The second issue of 1 Granary is out now and while I did step down as editor after realising, in a sweaty panic at 3am one night late last year, that there are in fact only 24 hours in the day and perhaps I should be spending more than 5 or 6 of them each day not-working, I did find my way into the issue regardless. I conducted the interview with Christopher Kane that you see on the cover there, and also I met painter Dexter Dalwood in an Islington café almost a year ago, who painted one of my favourite paintings of recent years, where we talked about politics and tub-thumping and Iraq and conspiracy. Strange, now, considering how much has changed in global affairs since then.

Are you wary of being pigeonholed in the media at all? As an artist who is controversial or even conspiratorial?

Not really. When I did the Turner Prize obviously there was a big focus on that David Kelly painting but on the whole it hasn’t been like that. I did this show called Orientalism in Copenhagen in 2012, about how difficult it is to make paintings about the Middle East, basically. Riffing on the idea that 19th century Orientalist paintings were about this racist idea of codifying the subject, but always from a Western viewpoint. Now, if you think of Syria in your mind’s eye, you see rebels in trucks with grenade launchers on the back. People on the street and you see desert, bashed-up buildings, troops on the ground and stuff like that. You don’t see kids going to school, or people having weddings, people sitting having coffee. It’s about what’s fed through to us. That’s what I was interested in doing, as an inadequate version of that with painting.

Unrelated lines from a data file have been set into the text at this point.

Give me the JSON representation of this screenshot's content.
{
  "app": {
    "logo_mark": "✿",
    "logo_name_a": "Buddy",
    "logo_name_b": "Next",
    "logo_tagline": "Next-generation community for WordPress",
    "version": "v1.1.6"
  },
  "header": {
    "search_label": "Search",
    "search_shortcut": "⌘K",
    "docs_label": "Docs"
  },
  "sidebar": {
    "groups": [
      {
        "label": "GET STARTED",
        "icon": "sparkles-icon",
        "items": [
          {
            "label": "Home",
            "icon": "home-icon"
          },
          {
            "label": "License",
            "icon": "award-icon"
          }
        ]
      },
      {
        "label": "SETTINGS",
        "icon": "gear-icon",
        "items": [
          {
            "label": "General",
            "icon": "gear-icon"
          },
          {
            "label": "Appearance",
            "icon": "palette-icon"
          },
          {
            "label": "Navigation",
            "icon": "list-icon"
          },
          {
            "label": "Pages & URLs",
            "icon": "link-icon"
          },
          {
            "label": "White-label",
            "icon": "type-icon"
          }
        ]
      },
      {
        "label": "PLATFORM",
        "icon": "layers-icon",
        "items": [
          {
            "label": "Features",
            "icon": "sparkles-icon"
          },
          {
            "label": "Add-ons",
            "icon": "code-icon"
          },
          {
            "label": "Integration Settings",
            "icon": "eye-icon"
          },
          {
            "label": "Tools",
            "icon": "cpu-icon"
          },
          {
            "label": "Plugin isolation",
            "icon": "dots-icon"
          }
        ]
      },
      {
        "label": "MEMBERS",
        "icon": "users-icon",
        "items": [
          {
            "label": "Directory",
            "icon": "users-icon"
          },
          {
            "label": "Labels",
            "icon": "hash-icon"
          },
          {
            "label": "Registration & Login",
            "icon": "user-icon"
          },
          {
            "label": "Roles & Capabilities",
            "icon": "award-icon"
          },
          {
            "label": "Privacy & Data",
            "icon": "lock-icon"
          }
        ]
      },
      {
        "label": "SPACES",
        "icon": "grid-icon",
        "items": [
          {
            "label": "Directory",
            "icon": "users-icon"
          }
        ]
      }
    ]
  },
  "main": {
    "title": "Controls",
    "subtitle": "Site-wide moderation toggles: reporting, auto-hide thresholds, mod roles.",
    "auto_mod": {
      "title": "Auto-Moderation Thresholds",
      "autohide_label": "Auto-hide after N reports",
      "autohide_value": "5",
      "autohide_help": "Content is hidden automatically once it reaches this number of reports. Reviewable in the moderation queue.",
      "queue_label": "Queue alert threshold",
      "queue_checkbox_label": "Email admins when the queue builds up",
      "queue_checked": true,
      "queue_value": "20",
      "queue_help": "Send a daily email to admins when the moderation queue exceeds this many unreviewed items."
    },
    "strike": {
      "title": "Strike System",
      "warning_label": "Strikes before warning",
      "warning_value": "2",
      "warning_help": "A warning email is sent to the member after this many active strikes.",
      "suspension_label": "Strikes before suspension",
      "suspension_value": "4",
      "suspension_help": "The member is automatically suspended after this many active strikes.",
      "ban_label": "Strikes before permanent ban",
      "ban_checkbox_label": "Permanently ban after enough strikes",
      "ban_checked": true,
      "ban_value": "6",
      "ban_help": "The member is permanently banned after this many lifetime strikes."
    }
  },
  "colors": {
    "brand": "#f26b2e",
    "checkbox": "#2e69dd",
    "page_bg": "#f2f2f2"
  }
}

Anyway, on another note, two weeks ago I met with the two girls who edited the new issue, Olya and Sara, drank cocktails and ate ice cream. We ended up going to a party in Bloomsbury and getting quite drunk and talking for a long time. And people rail against working - doing anything you can describe as labour - for free these days so much, especially people who have yet to make a living from that particular labour (hence the railing, in fairness). I am privileged to make a living off my labour, and I’ve learned not to always have a problem with working for free when you get other benefits from that work: it could be ‘exposure’ or a platform or a great editor or in this case, maybe most importantly, a friendship with some of the smartest, most together girls I will ever know. It’s experience, not the kind that fills a gap on your CV, but that you’ll remember and be glad of for a lifetime. Some things are worth a lot more than a little money in your pocket.